Independent music festivals contributed £1 billion to UK economy over past five years

Independently-run festivals generated £296 million in 2014 alone

A new report has shown that independent music festival have generated over £1 billion for the UK economy over the last five years.

As reported by Billboard, the study was helmed by the Association of Independent Festivals (AIF), who found that in 2014 alone independent festivals contributed £296 million. It was also found that more than 635,000 fans attended independent music last year with the average festival-goer spending £466.01 at each event.

“Our extensive research clearly shows that the independent music festival sector is thriving and enjoying an extended period of fantastic growth,” AIF general manager Paul Reed said in a statement.

Bestival organiser and AIF founder Rob da Banks added: “Who’d have thought our little organisation, which started off with five festivals meeting in a broom cupboard, would grow to be an economic powerhouse generating over a billion quid in four years for the economy?
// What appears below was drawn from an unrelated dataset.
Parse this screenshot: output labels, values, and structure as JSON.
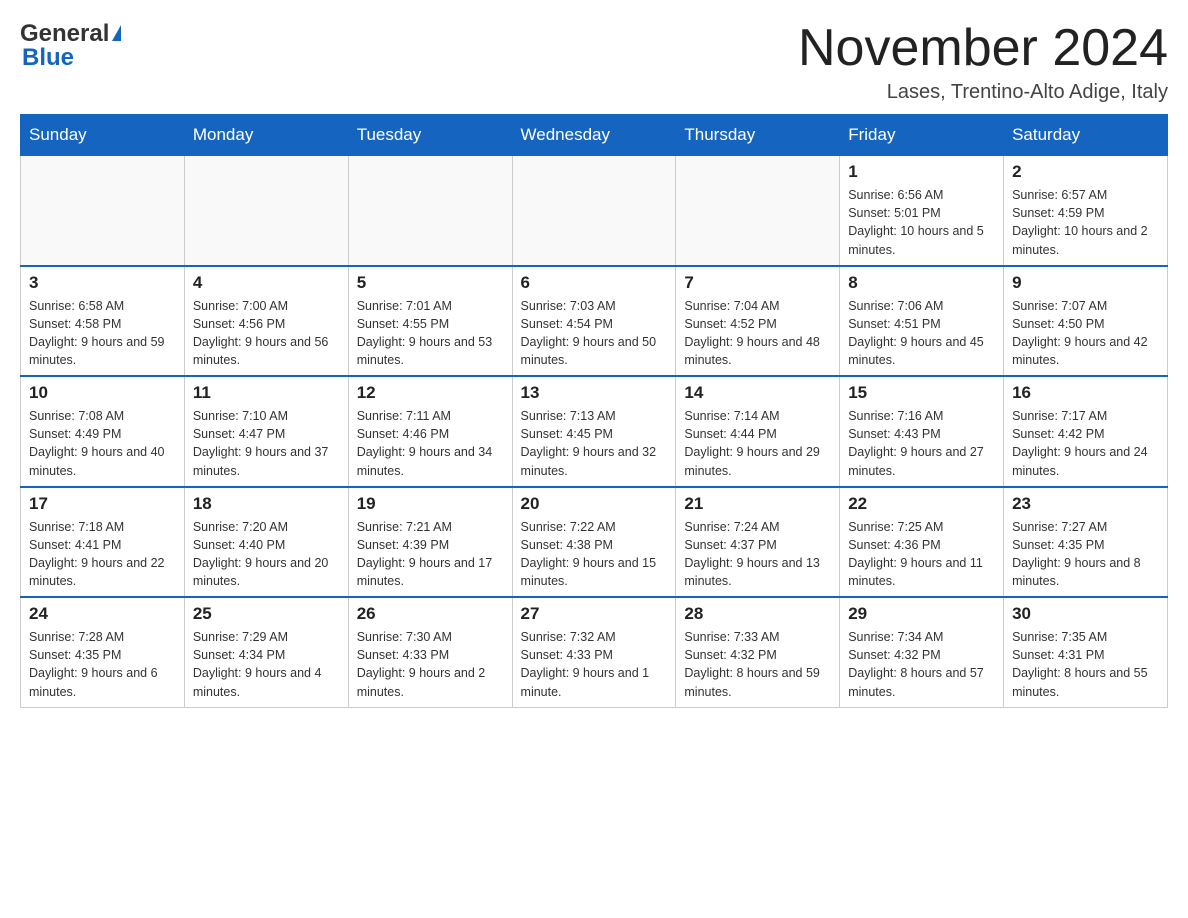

Fantastic stuff.”

UK festival ticket prices have also risen on average by 6.3% year-on-year since 2008, according to the report.

The study took into consideration the AIF’s 50 member festivals. The association classes an independent festival as one owned by a company with a turnover of less than £755 million.

It was recently announced that the police are launching a national database of security issues at live events in order to tackle crime at festivals and concerts.

Hertfordshire Deputy chief constable Andy Adams announced the plan at an Intelligence Engagement conference at The O2 in London last month (March 19). The database will list repeat offenders and monitor growing trends in crime at live events, such as counterfeit ticketing, ticket toutings, pickpocketing, drug abuse and violent assaults.